The Greek Parliament passed an austerity package today, but the possibility of default still looms.
In replacing Dominique Strauss-Kahn as IMF chief, French Finance Minister Christine Lagarde becomes the first woman to lead the fund.
Greece is reluctant to pass wildly unpopular austerity measures that have brought thousands of angry protesters to the streets, but it has little choice.
Portugal and Ireland may follow Greece in asking for more financial help, which could drive up the cost of borrowing money across Europe and elsewhere.
The protests have become the largest social movement in Greece since martial law in 1974. More than a pushback against austerity, they hint at broad skepticism toward Europe's leaders.

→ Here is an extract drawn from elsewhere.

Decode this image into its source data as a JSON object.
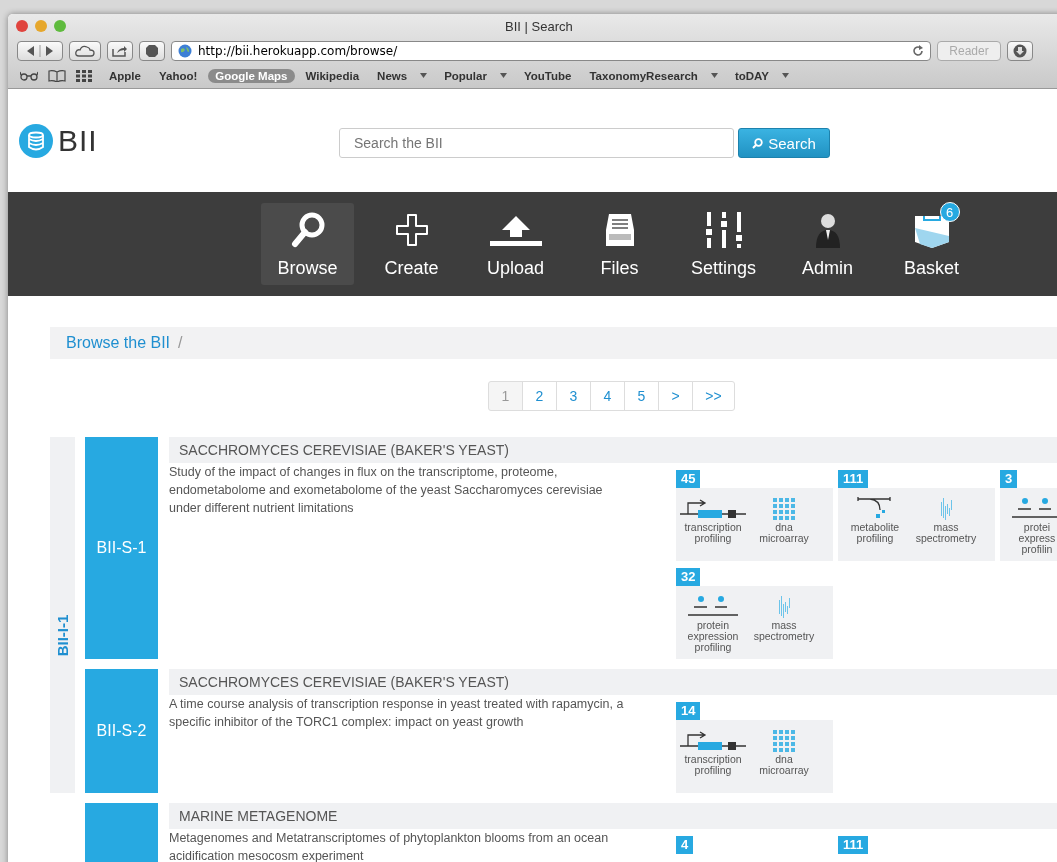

If Prime Minister George Papandreou survives tonight's confidence vote, he will push for the austerity measures needed to secure further financial aid from EU and IMF to avoid a default.
Emerging markets should join forces and push for more clout within the International Monetary Fund, says Mexico's central banker, who wants to head the IMF and is counting on support from emerging markets.
Greece bailout talks involve a second rescue package roughly the size of the first. But Greece bailout could be delayed until July.
Germany and France reached an agreement that should see a desperately needed Greece bailout move forward.
Germany's Chancellor Angela Merkel faces growing anger at home over German help in buoying the Greek economy with a second bailout package.